* _The problem_
All of the lines below should be output exactly as shown.

* _Given data_

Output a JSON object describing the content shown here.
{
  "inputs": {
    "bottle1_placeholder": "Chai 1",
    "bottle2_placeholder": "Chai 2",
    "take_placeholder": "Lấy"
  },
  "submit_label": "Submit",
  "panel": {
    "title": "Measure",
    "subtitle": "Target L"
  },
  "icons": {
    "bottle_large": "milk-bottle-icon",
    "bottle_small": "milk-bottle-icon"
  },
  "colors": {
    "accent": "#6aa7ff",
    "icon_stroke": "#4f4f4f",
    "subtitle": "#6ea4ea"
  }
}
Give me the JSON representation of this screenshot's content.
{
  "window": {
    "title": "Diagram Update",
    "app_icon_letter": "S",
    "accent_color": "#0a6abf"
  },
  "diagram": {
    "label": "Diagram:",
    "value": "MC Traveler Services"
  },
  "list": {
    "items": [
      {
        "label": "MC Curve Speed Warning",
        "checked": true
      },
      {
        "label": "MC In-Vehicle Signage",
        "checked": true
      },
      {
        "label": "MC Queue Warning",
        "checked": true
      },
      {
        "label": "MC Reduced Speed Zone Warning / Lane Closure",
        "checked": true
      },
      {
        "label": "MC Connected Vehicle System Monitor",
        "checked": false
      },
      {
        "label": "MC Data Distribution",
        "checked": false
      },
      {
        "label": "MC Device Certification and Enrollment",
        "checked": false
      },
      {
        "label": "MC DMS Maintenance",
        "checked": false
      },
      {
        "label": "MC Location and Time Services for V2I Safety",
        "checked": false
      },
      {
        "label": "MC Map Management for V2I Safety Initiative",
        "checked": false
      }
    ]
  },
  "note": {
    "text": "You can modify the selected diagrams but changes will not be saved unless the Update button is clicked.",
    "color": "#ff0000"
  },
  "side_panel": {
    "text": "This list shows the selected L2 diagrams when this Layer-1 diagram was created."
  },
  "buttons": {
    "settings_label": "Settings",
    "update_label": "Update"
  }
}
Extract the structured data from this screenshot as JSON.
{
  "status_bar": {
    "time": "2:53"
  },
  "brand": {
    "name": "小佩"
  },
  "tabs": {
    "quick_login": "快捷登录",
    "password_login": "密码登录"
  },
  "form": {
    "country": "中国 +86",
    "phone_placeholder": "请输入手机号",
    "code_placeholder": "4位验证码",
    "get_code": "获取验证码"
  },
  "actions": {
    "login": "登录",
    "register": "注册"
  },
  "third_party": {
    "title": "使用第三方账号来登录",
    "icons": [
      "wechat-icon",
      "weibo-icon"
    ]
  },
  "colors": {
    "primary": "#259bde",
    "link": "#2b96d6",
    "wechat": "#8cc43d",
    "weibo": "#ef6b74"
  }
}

* _Reply to the task_
Output a JSON object describing the content shown here.
{
  "inputs": {
    "bottle1_placeholder": "Chai 1",
    "bottle2_placeholder": "Chai 2",
    "take_placeholder": "Lấy"
  },
  "submit_label": "Submit",
  "panel": {
    "title": "Measure",
    "subtitle": "Target L"
  },
  "icons": {
    "bottle_large": "milk-bottle-icon",
    "bottle_small": "milk-bottle-icon"
  },
  "colors": {
    "accent": "#6aa7ff",
    "icon_stroke": "#4f4f4f",
    "subtitle": "#6ea4ea"
  }
}
Give me the JSON representation of this screenshot's content.
{
  "window": {
    "title": "Diagram Update",
    "app_icon_letter": "S",
    "accent_color": "#0a6abf"
  },
  "diagram": {
    "label": "Diagram:",
    "value": "MC Traveler Services"
  },
  "list": {
    "items": [
      {
        "label": "MC Curve Speed Warning",
        "checked": true
      },
      {
        "label": "MC In-Vehicle Signage",
        "checked": true
      },
      {
        "label": "MC Queue Warning",
        "checked": true
      },
      {
        "label": "MC Reduced Speed Zone Warning / Lane Closure",
        "checked": true
      },
      {
        "label": "MC Connected Vehicle System Monitor",
        "checked": false
      },
      {
        "label": "MC Data Distribution",
        "checked": false
      },
      {
        "label": "MC Device Certification and Enrollment",
        "checked": false
      },
      {
        "label": "MC DMS Maintenance",
        "checked": false
      },
      {
        "label": "MC Location and Time Services for V2I Safety",
        "checked": false
      },
      {
        "label": "MC Map Management for V2I Safety Initiative",
        "checked": false
      }
    ]
  },
  "note": {
    "text": "You can modify the selected diagrams but changes will not be saved unless the Update button is clicked.",
    "color": "#ff0000"
  },
  "side_panel": {
    "text": "This list shows the selected L2 diagrams when this Layer-1 diagram was created."
  },
  "buttons": {
    "settings_label": "Settings",
    "update_label": "Update"
  }
}
Extract the structured data from this screenshot as JSON.
{
  "status_bar": {
    "time": "2:53"
  },
  "brand": {
    "name": "小佩"
  },
  "tabs": {
    "quick_login": "快捷登录",
    "password_login": "密码登录"
  },
  "form": {
    "country": "中国 +86",
    "phone_placeholder": "请输入手机号",
    "code_placeholder": "4位验证码",
    "get_code": "获取验证码"
  },
  "actions": {
    "login": "登录",
    "register": "注册"
  },
  "third_party": {
    "title": "使用第三方账号来登录",
    "icons": [
      "wechat-icon",
      "weibo-icon"
    ]
  },
  "colors": {
    "primary": "#259bde",
    "link": "#2b96d6",
    "wechat": "#8cc43d",
    "weibo": "#ef6b74"
  }
}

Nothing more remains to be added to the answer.